if($listtables!=NULL) {
print "<h2>List of tables</h2>";
print "<p>Connecting... ";
$handle=odbc_connect ("$DSN", "$uid", "$passwd");
print "done</p>

if(!$handle) {
print "<p>Uh-oh! Failure to connect to DSN [$DSN]: <br />";
else {
odbc_result_all($resultset, "border=2");

Concerns and Improvements

Historically, iODBC has not been fully supported in PHP. We made a patch addressing these issues:

  • ODBC 3.52 datatypes are now used, to comply with ODBC64 spec on Win64 and 64-bit *nix platforms
  • Enabled use of SQLDriverConnect(), array fetching, and other advanced PHP API functions
  • Made the static cursor model the default (instead of dynamic), to speed up advanced drivers. The cursor model can be selected by a setting in php.ini.

This patch has been incorporated into PHP around version 5.2.11 and above.

To use this patch with older versions of PHP, first download it: iodbc-php5.diff

Second, apply it using patch(1):

bash$ tar xvfpj php-5.2.5.tar.bz2
bash$ patch -p0 < ../iodbc-php5.diff
patching file ext/odbc/php_odbc.c
Hunk #26 succeeded at 1644 (offset 1 line).
Hunk #27 succeeded at 1715 (offset 1 line).
Hunk #28 succeeded at 1777 (offset 1 line).
Hunk #29 succeeded at 1863 (offset 1 line).
Hunk #47 succeeded at 3603 (offset 1 line).
patching file ext/odbc/php_odbc.h
patching file ext/odbc/php_odbc_includes.h

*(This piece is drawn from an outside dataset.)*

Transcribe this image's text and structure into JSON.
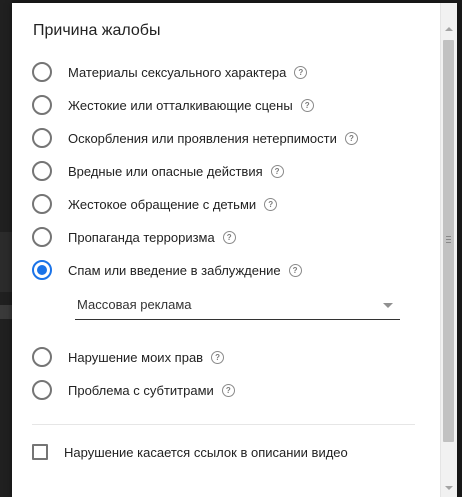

You can now resume the build process from the "./configure" step above.